— EXERCISE AIM —
All of the data is to be repeated verbatim.
----- MATERIAL PROVIDED
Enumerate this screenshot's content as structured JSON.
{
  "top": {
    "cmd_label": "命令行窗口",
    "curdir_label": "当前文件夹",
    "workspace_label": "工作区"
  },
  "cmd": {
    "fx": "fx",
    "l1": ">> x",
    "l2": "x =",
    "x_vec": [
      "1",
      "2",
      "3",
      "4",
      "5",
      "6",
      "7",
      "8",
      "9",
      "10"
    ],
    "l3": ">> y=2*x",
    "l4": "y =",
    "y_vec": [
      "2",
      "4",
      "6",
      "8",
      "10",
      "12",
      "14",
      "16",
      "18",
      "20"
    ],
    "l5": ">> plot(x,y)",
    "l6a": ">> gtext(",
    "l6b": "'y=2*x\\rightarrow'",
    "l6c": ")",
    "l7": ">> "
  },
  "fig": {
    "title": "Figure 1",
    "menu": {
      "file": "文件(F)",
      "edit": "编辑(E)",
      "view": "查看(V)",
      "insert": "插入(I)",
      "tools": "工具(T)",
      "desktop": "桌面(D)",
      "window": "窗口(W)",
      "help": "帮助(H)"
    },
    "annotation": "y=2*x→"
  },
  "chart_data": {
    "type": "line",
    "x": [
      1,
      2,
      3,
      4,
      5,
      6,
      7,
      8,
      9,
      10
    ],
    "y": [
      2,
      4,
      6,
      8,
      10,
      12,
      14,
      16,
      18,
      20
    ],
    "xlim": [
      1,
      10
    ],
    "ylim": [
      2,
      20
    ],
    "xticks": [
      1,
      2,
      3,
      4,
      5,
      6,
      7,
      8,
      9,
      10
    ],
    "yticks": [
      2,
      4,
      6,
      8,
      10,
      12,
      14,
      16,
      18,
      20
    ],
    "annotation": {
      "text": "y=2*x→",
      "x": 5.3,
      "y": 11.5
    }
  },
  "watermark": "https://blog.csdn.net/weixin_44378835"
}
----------
— RESPONSE TO THE EXERCISE —
Enumerate this screenshot's content as structured JSON.
{
  "top": {
    "cmd_label": "命令行窗口",
    "curdir_label": "当前文件夹",
    "workspace_label": "工作区"
  },
  "cmd": {
    "fx": "fx",
    "l1": ">> x",
    "l2": "x =",
    "x_vec": [
      "1",
      "2",
      "3",
      "4",
      "5",
      "6",
      "7",
      "8",
      "9",
      "10"
    ],
    "l3": ">> y=2*x",
    "l4": "y =",
    "y_vec": [
      "2",
      "4",
      "6",
      "8",
      "10",
      "12",
      "14",
      "16",
      "18",
      "20"
    ],
    "l5": ">> plot(x,y)",
    "l6a": ">> gtext(",
    "l6b": "'y=2*x\\rightarrow'",
    "l6c": ")",
    "l7": ">> "
  },
  "fig": {
    "title": "Figure 1",
    "menu": {
      "file": "文件(F)",
      "edit": "编辑(E)",
      "view": "查看(V)",
      "insert": "插入(I)",
      "tools": "工具(T)",
      "desktop": "桌面(D)",
      "window": "窗口(W)",
      "help": "帮助(H)"
    },
    "annotation": "y=2*x→"
  },
  "chart_data": {
    "type": "line",
    "x": [
      1,
      2,
      3,
      4,
      5,
      6,
      7,
      8,
      9,
      10
    ],
    "y": [
      2,
      4,
      6,
      8,
      10,
      12,
      14,
      16,
      18,
      20
    ],
    "xlim": [
      1,
      10
    ],
    "ylim": [
      2,
      20
    ],
    "xticks": [
      1,
      2,
      3,
      4,
      5,
      6,
      7,
      8,
      9,
      10
    ],
    "yticks": [
      2,
      4,
      6,
      8,
      10,
      12,
      14,
      16,
      18,
      20
    ],
    "annotation": {
      "text": "y=2*x→",
      "x": 5.3,
      "y": 11.5
    }
  },
  "watermark": "https://blog.csdn.net/weixin_44378835"
}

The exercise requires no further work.